Choate on Hout: “Byron is one of the most passionate guys I’ve been around — a really smart kid. He’s a self-starter, just knew he’d be a home run. I coached him, I worked with him, and as a defensive guy, he knew I was going to have a lot of opinions, and he can handle that.”
Named to Boise State’s 2018 Hall of Fame class, Potter played offensive line for the Broncos from 2008 to 2011 and became a consensus All-American as a senior. He played two seasons for the Arizona Cardinals before spending four seasons as a quality control coach and GA at Boise State. He spent 2018 as the offensive line coach at the College of Idaho. He was named the Bobcats’ tight ends coach May 20.
“It was really exciting to get that call, just made me think about how neat the Boise State connection is,” Potter said. “It’s a flashback to the college days, crashing at Byron’s house as I get settled. It’s a great community like Boise is, and working with guys I know makes it a special opportunity for me.”
Choate on Potter: “I celebrated a lot of wins with him, but didn’t spend a lot of time with him. I knew Matt had his eye on him, and I wanted him to tell me, but he kept saying, ‘Whatever you think is best, Coach.’ My brother (Jon) is a coach at the C of I, and he said it should be a no-brainer to bring him on. Chris Strausser, Scott Huff, the guys that coached him, they all said the same thing.”

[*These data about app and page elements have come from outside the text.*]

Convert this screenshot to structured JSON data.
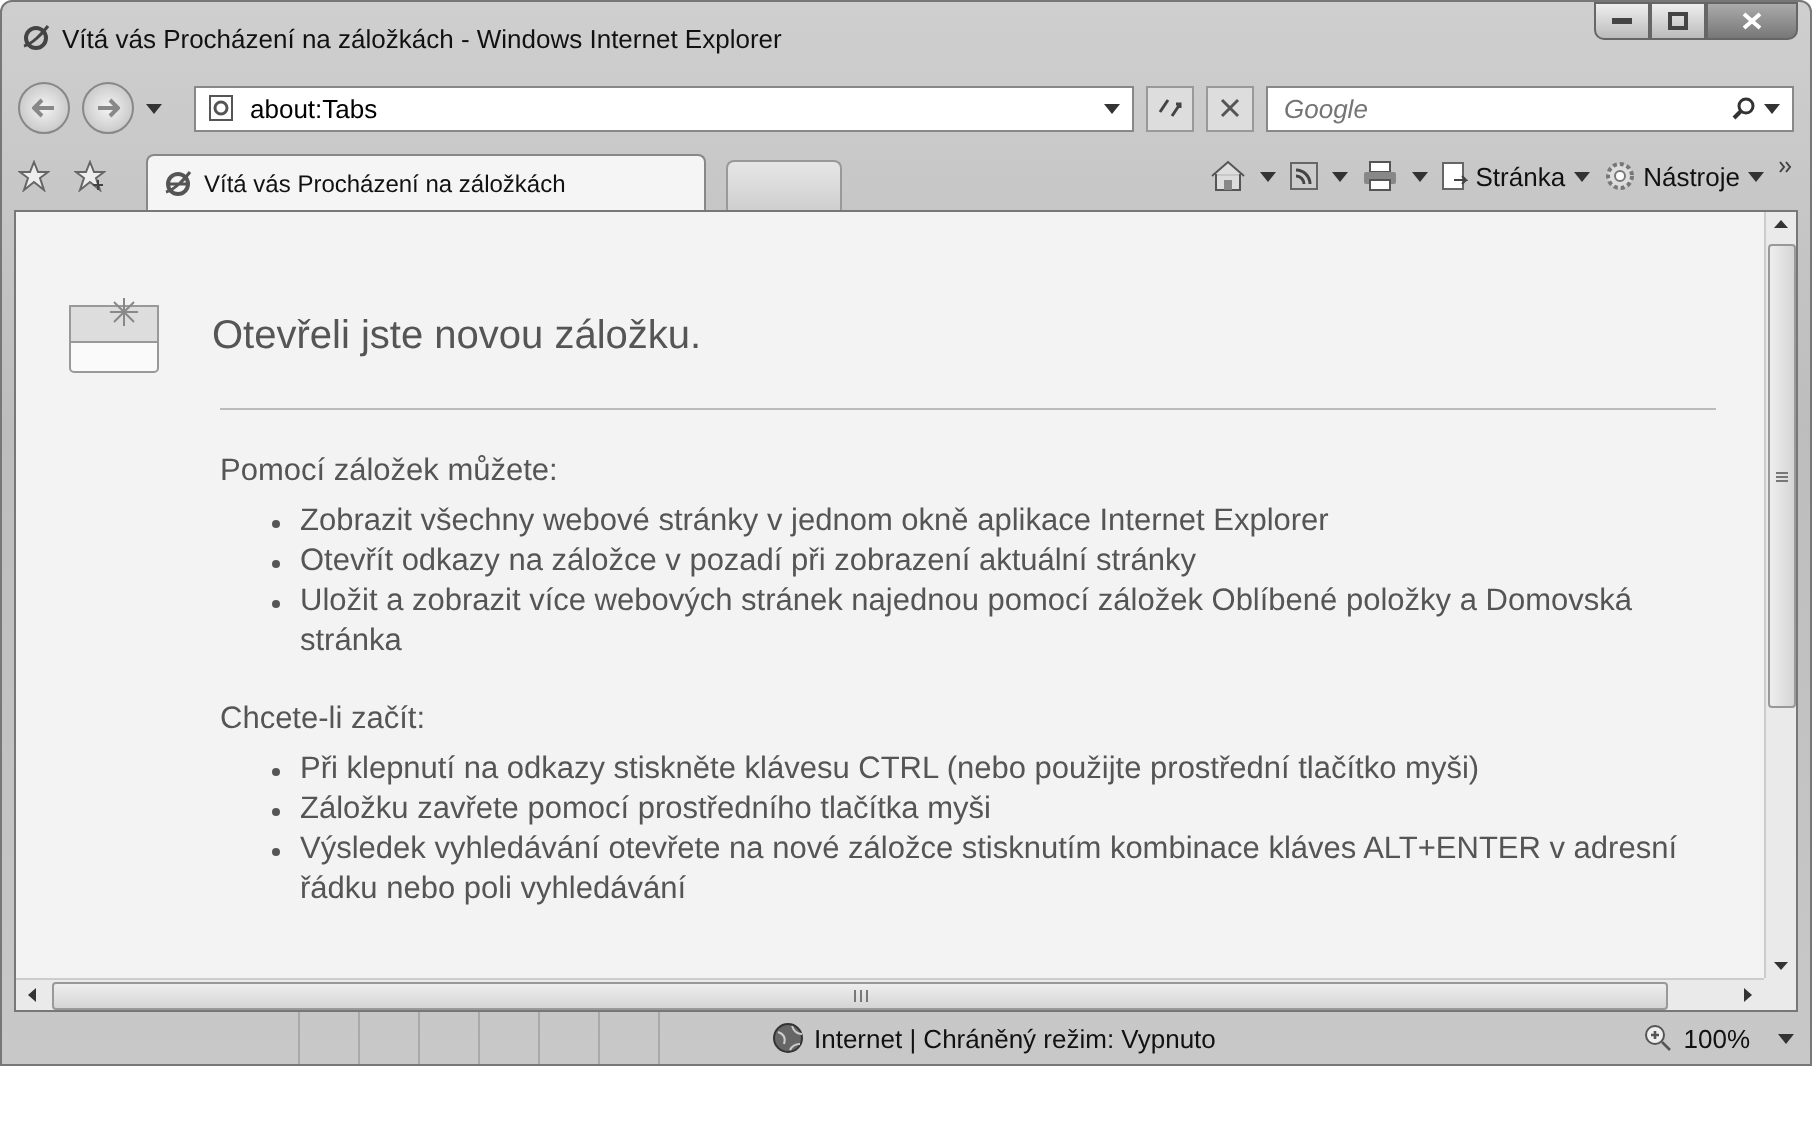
{
  "window": {
    "title": "Vítá vás Procházení na záložkách - Windows Internet Explorer"
  },
  "address_bar": {
    "value": "about:Tabs"
  },
  "search": {
    "placeholder": "Google"
  },
  "tabs": [
    {
      "label": "Vítá vás Procházení na záložkách",
      "selected": true
    }
  ],
  "command_bar": {
    "page_menu": "Stránka",
    "tools_menu": "Nástroje"
  },
  "page": {
    "heading": "Otevřeli jste novou záložku.",
    "sections": [
      {
        "title": "Pomocí záložek můžete:",
        "items": [
          "Zobrazit všechny webové stránky v jednom okně aplikace Internet Explorer",
          "Otevřít odkazy na záložce v pozadí při zobrazení aktuální stránky",
          "Uložit a zobrazit více webových stránek najednou pomocí záložek Oblíbené položky a Domovská stránka"
        ]
      },
      {
        "title": "Chcete-li začít:",
        "items": [
          "Při klepnutí na odkazy stiskněte klávesu CTRL (nebo použijte prostřední tlačítko myši)",
          "Záložku zavřete pomocí prostředního tlačítka myši",
          "Výsledek vyhledávání otevřete na nové záložce stisknutím kombinace kláves ALT+ENTER v adresní řádku nebo poli vyhledávání"
        ]
      }
    ]
  },
  "status_bar": {
    "zone": "Internet | Chráněný režim: Vypnuto",
    "zoom": "100%"
  }
}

National championship player, ex-assistant dies: Mike Bradeson, a defensive back on Boise State’s 1980 Division I-AA national championship winning team, has died after a cancer battle, according to the University of Nevada. Bradeson had four interceptions in his two seasons playing for the Broncos in 1979 and 1980. He served as an assistant coach at Boise State from 1981 to 1985 before stints at Nevada, Cal and UNLV. He coached at Nevada for 13 seasons (1986-91, 2010-16) and most recently worked in the Wolf Pack’s community relations branch of the athletic department.